Larryleachia perlata is a large, smooth-skinned succulent forming clumps of usually erect, sometimes reclining stems, branched at the base and becoming up to 30 cm tall.
One should be aware of (at least) some of the earlier names of any plant to access the published information on it. The literature may bewilder as in this case, presenting options like Lavrania perlata (even after 2000), Leachia perlata, Leachiella perlata, Trichocaulon cinereum, Trichocaulon kubusense, Trichocaulon perlatum and Trichocaulon truncatum.
Yet more identity crises may lie in wait as a risk for all the living, in some form or another. It is the growth in science that is at the root of the problem here, so grumbling about progress does not help: the complexities discovered have to be accommodated.
The species distribution is in the far northwest of South Africa, the north-eastern part of the Richtersveld near Cornellskop and Kubus, as well as in southern Namibia across the Gariep.

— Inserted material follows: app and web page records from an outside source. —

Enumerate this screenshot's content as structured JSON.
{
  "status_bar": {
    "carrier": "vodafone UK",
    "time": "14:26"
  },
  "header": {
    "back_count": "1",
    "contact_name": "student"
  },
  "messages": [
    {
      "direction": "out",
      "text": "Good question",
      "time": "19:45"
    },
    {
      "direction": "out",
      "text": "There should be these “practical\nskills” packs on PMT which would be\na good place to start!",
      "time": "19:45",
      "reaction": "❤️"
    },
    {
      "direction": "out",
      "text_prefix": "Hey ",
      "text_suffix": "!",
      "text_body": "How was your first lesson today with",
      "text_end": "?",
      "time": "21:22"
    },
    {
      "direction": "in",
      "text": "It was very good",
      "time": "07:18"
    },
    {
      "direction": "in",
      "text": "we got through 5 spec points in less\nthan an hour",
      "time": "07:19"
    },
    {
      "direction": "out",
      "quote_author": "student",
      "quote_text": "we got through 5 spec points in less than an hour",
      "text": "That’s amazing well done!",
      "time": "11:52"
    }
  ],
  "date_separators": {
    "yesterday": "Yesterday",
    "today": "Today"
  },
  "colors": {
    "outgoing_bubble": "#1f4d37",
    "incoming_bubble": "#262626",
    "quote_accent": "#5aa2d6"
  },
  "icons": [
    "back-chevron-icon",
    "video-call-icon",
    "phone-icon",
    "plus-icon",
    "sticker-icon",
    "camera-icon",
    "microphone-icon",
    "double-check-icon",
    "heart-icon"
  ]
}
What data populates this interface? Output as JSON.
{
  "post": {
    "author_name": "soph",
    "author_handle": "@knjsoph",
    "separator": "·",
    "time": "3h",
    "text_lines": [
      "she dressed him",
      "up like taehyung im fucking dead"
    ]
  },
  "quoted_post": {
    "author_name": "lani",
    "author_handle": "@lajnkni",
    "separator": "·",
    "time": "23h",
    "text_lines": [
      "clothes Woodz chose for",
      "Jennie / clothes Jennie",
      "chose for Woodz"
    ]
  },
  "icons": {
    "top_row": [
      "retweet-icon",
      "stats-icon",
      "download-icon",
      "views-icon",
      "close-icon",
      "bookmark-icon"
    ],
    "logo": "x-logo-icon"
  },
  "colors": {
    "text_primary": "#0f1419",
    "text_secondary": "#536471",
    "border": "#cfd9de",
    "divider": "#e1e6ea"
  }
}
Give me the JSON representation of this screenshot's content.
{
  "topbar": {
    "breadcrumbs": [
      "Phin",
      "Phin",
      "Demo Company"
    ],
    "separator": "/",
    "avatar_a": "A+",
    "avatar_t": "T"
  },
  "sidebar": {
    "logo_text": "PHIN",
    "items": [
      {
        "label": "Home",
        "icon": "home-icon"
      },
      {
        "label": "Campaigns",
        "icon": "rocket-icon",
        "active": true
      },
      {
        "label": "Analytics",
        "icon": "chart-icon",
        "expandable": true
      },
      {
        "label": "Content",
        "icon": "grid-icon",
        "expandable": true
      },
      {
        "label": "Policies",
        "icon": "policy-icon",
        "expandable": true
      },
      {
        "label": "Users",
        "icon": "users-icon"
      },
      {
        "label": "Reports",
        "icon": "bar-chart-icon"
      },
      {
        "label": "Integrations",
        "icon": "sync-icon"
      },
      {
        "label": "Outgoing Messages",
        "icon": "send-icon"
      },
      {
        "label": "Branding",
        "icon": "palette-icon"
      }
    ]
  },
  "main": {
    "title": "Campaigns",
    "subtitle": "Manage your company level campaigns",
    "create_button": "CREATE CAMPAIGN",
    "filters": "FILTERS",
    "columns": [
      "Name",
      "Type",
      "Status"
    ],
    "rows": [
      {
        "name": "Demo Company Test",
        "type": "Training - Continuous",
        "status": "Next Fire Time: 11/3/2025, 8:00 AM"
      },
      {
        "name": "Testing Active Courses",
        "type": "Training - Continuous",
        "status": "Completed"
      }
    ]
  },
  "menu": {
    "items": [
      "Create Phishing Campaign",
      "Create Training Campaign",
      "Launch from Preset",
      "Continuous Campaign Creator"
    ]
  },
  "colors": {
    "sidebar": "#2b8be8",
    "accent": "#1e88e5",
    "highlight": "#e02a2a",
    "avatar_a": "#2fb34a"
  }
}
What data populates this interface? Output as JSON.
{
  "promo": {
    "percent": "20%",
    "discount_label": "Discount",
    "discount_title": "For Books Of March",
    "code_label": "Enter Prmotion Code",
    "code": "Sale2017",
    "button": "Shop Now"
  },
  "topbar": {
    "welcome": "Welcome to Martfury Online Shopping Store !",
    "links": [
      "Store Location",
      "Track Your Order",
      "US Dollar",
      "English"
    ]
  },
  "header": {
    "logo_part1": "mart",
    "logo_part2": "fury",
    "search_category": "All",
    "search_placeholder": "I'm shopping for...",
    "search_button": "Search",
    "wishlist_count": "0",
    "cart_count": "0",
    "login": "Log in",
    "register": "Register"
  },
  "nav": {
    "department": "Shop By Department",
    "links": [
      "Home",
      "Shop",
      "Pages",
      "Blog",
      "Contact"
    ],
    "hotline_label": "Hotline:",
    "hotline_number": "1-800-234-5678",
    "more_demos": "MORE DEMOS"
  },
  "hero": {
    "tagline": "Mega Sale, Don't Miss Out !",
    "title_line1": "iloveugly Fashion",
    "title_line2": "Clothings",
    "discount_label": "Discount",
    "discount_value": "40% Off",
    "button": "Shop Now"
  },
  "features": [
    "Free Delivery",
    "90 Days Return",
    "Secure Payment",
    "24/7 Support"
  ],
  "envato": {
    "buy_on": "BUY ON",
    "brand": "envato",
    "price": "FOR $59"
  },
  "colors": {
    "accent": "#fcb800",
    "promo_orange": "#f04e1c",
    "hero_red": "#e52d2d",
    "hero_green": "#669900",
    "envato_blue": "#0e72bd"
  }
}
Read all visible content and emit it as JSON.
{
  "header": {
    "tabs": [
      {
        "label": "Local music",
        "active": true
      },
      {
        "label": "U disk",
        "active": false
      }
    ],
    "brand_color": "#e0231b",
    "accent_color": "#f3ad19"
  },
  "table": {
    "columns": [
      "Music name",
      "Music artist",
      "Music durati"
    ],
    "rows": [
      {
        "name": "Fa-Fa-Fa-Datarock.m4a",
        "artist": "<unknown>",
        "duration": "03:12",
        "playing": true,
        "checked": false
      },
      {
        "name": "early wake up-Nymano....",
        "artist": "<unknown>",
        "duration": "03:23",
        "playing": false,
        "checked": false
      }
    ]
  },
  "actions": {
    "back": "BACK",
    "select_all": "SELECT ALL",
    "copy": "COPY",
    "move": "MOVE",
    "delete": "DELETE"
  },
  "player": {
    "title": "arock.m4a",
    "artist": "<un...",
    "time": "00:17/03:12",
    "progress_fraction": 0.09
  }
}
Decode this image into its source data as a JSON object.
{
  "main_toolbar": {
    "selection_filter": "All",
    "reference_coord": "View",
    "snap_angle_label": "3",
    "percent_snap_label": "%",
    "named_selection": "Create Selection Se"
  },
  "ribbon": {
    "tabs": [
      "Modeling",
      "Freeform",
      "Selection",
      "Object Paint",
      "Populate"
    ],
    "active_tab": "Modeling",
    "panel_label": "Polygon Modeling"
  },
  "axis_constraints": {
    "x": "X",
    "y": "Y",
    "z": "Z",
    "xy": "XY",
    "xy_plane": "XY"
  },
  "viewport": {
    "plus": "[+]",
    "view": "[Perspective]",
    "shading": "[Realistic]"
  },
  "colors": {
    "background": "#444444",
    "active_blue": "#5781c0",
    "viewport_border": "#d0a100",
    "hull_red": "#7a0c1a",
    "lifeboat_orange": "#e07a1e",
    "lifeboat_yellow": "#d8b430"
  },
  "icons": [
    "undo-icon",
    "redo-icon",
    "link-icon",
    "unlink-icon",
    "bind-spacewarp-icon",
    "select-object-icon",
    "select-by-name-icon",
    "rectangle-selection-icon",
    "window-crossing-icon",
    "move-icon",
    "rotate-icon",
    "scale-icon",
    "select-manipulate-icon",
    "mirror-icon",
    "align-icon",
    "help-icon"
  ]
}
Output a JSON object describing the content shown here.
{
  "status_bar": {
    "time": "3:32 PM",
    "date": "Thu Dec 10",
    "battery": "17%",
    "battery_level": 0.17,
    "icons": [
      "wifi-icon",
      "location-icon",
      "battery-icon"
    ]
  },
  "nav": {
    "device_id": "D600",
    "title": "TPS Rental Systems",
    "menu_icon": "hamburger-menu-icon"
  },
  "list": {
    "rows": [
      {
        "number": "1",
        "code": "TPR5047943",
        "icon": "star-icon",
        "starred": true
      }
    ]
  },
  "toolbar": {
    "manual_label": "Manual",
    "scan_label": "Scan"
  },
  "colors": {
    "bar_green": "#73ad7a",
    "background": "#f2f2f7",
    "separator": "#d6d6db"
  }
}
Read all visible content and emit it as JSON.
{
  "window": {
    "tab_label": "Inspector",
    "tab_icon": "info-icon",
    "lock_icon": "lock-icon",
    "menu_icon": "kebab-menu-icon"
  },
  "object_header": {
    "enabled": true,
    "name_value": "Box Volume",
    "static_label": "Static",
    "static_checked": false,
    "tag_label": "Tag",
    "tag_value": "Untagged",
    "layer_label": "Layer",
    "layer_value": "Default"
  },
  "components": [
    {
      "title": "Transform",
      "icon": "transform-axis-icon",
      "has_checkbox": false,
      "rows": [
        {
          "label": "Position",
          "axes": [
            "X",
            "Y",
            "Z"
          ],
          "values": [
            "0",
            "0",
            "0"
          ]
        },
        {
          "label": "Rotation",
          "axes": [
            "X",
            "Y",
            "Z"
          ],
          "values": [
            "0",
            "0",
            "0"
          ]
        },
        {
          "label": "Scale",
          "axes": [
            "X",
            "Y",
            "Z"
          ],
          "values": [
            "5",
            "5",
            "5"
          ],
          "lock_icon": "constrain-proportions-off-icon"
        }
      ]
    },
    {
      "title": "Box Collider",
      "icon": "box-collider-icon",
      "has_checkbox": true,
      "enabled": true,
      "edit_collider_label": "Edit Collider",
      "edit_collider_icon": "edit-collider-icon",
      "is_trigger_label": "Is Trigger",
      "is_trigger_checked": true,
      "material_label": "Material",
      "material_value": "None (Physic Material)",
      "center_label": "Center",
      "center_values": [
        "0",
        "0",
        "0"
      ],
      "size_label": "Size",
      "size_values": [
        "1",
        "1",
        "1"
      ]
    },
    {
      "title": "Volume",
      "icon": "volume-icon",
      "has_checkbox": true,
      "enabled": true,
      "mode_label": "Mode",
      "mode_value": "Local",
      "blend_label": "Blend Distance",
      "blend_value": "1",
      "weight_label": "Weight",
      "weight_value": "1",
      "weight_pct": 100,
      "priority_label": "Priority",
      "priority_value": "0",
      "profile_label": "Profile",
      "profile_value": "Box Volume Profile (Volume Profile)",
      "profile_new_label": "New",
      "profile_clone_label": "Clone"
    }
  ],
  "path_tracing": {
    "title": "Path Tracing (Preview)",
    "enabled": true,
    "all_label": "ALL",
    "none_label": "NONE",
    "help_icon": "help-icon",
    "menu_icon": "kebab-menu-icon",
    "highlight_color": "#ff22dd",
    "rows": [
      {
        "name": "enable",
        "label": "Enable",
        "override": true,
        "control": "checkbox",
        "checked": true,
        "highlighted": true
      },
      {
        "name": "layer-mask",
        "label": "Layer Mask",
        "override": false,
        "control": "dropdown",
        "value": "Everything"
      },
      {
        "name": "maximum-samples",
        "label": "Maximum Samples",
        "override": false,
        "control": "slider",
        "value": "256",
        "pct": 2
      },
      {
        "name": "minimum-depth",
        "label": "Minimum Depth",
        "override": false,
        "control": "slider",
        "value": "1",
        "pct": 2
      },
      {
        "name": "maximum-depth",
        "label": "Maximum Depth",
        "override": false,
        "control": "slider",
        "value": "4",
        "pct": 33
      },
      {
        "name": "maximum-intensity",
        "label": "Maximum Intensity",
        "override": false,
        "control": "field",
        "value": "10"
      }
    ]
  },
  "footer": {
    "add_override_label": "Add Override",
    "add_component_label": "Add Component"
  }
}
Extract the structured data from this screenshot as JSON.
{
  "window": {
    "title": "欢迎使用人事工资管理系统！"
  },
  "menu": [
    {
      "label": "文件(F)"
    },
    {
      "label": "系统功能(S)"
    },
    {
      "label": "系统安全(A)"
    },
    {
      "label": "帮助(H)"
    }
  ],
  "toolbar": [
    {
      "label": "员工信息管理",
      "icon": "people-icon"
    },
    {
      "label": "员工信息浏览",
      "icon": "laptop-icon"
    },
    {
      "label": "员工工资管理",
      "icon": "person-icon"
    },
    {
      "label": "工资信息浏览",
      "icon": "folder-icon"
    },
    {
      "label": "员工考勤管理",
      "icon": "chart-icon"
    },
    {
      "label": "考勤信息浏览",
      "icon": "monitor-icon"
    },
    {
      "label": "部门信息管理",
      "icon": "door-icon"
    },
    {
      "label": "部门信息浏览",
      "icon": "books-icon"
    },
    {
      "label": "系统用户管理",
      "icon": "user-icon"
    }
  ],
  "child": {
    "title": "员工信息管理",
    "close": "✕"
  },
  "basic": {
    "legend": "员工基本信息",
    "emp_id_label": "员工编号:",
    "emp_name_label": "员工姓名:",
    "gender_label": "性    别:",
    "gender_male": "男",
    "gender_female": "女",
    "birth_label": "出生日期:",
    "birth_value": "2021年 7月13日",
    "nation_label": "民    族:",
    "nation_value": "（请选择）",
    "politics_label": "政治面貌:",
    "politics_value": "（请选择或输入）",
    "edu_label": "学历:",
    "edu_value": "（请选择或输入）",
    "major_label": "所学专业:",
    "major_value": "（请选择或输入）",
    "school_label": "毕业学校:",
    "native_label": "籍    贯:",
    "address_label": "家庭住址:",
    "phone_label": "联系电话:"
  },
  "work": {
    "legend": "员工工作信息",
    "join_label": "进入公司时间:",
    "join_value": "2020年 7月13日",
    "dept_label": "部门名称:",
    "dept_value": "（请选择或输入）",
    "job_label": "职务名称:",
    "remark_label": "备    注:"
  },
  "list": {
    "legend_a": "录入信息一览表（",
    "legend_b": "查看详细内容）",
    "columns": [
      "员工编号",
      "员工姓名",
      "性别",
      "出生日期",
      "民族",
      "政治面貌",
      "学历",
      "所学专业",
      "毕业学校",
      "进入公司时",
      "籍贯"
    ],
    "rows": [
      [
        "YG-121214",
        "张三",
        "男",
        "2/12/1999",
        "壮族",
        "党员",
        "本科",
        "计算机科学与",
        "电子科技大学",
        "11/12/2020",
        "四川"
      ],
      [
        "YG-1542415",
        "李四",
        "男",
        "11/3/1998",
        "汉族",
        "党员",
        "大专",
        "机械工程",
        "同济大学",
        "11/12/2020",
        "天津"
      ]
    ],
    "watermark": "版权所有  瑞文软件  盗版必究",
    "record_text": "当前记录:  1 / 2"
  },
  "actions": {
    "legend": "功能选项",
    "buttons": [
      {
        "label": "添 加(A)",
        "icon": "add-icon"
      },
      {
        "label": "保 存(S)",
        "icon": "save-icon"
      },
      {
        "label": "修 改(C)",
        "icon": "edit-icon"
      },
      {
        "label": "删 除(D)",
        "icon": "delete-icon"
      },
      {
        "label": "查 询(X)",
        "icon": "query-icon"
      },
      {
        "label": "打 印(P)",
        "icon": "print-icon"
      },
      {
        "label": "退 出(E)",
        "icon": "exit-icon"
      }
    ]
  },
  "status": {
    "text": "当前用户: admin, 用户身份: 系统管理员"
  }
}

The habitat is desert or terrain close to it and some succulent Karoo. The plants are found in quartzite patches and on lower rocky slopes in full sunlight. The species is not considered to be threatened in its habitat early in the twenty first century (Williamson, 2010; White and Sloane, 1937; www.redlist.sanbi.org).